Not too long ago, I gave a presentation on posters to a group of university students studying the history of graphic design. I included this poster designed by Adolph Treidler:
Treidler designed posters for a variety of organizations/causes during both world wars. During World War II, he created a number of posters for the Woman Ordnance Workers (WOW) of the U.S. Army. Looking closely at the poster I showed the group, I noticed that the decorative elements on the WOW’s bandana were not polka dots. An internet search for more information brought me to the official homepage of the United States Army Ordnance Corps & Ordnance School, where I learned the history of the symbol featured on the bandana. Called the Shell & Flame, this insignia is meant to represent a hand grenade.
Knowing that the Library’s poster collection included more Treidler WWII posters, I wanted to learn if the WOW bandana was also featured. I was not disappointed. Here is another Treidler poster from the poster collection:
Though she is not singled out as a WOW, you can tell by the bandana that the overall-clad woman war worker is a WOW! The Prints & Photographs Division has two more Treidler posters that reference the WOWs:
This poster highlights the various types of headwear sported by women in the war effort. The WOW bandana is shown alongside hats worn by women in the military and the Red Cross.
The Army website mentioned an advertisement for the bandana in the July/August 1943 issue of Army Ordnance: The Journal of the Army Ordnance Association. I suspected that I could locate this publication in the Library’s general collections. Again, I was not disappointed! Here is the inside front cover of the issue:
Oh my goodness!

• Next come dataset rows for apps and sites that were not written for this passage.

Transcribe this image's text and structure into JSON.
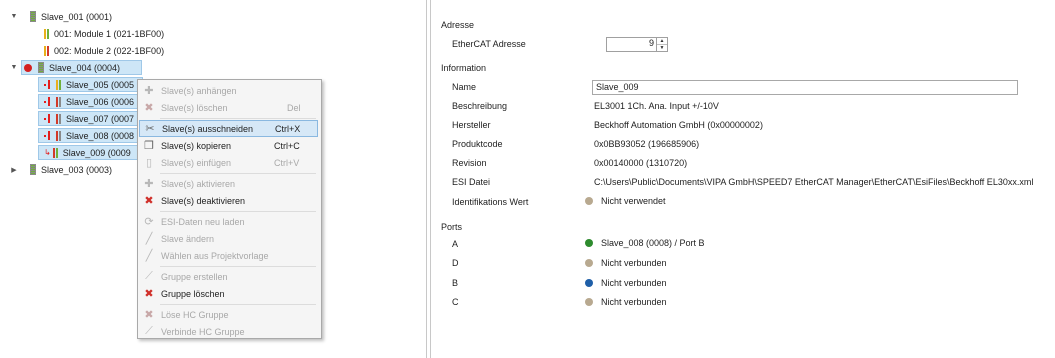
{
  "tree": {
    "slave_001": "Slave_001 (0001)",
    "module_1": "001: Module 1 (021-1BF00)",
    "module_2": "002: Module 2 (022-1BF00)",
    "slave_004": "Slave_004 (0004)",
    "slave_005": "Slave_005 (0005",
    "slave_006": "Slave_006 (0006",
    "slave_007": "Slave_007 (0007",
    "slave_008": "Slave_008 (0008",
    "slave_009": "Slave_009 (0009",
    "slave_003": "Slave_003 (0003)"
  },
  "menu": {
    "anhaengen": "Slave(s) anhängen",
    "loeschen": "Slave(s) löschen",
    "loeschen_sc": "Del",
    "ausschneiden": "Slave(s) ausschneiden",
    "ausschneiden_sc": "Ctrl+X",
    "kopieren": "Slave(s) kopieren",
    "kopieren_sc": "Ctrl+C",
    "einfuegen": "Slave(s) einfügen",
    "einfuegen_sc": "Ctrl+V",
    "aktivieren": "Slave(s) aktivieren",
    "deaktivieren": "Slave(s) deaktivieren",
    "esi_laden": "ESI-Daten neu laden",
    "aendern": "Slave ändern",
    "projektvorlage": "Wählen aus Projektvorlage",
    "gruppe_erstellen": "Gruppe erstellen",
    "gruppe_loeschen": "Gruppe löschen",
    "loese_hc": "Löse HC Gruppe",
    "verbinde_hc": "Verbinde HC Gruppe"
  },
  "props": {
    "adresse_section": "Adresse",
    "ethercat_label": "EtherCAT Adresse",
    "ethercat_value": "9",
    "information_section": "Information",
    "name_label": "Name",
    "name_value": "Slave_009",
    "beschreibung_label": "Beschreibung",
    "beschreibung_value": "EL3001 1Ch. Ana. Input +/-10V",
    "hersteller_label": "Hersteller",
    "hersteller_value": "Beckhoff Automation GmbH (0x00000002)",
    "produktcode_label": "Produktcode",
    "produktcode_value": "0x0BB93052 (196685906)",
    "revision_label": "Revision",
    "revision_value": "0x00140000 (1310720)",
    "esi_label": "ESI Datei",
    "esi_value": "C:\\Users\\Public\\Documents\\VIPA GmbH\\SPEED7 EtherCAT Manager\\EtherCAT\\EsiFiles\\Beckhoff EL30xx.xml",
    "ident_label": "Identifikations Wert",
    "ident_value": "Nicht verwendet",
    "ports_section": "Ports",
    "port_a_label": "A",
    "port_a_value": "Slave_008 (0008) / Port B",
    "port_d_label": "D",
    "port_d_value": "Nicht verbunden",
    "port_b_label": "B",
    "port_b_value": "Nicht verbunden",
    "port_c_label": "C",
    "port_c_value": "Nicht verbunden"
  },
  "colors": {
    "selection": "#cde6f7",
    "menu_highlight": "#d6e8f7",
    "port_green": "#2e8b2e",
    "port_blue": "#1f5fa8",
    "port_grey": "#b8a990"
  }
}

The advertisement featured the poster that started me on this research journey!
- See more posters designed by Adolph Treidler in the Prints & Photographs Online Catalog.
- Look at more American WWII posters in the Prints & Photographs Online Catalog.
- Explore the history of the U.S. Army Ordnance Corps.
I think if I remember properly March 21st was Rosie the Riveter day. What a great way to celebrate the women behind the war effort and to learn the Women Ordnance Workers.
The global dynamic of defense and protection versus aggression plays out through the forties well into the seventies. I have been drawn to the United States patriotic boosting posters of forties. Women joining the workforce in support of the U.S.A. and their soldiers overseas was memorialized through targeted poster campaigns. Patriotic posters is an artwork genre I enjoy looking at for both the art and the messages.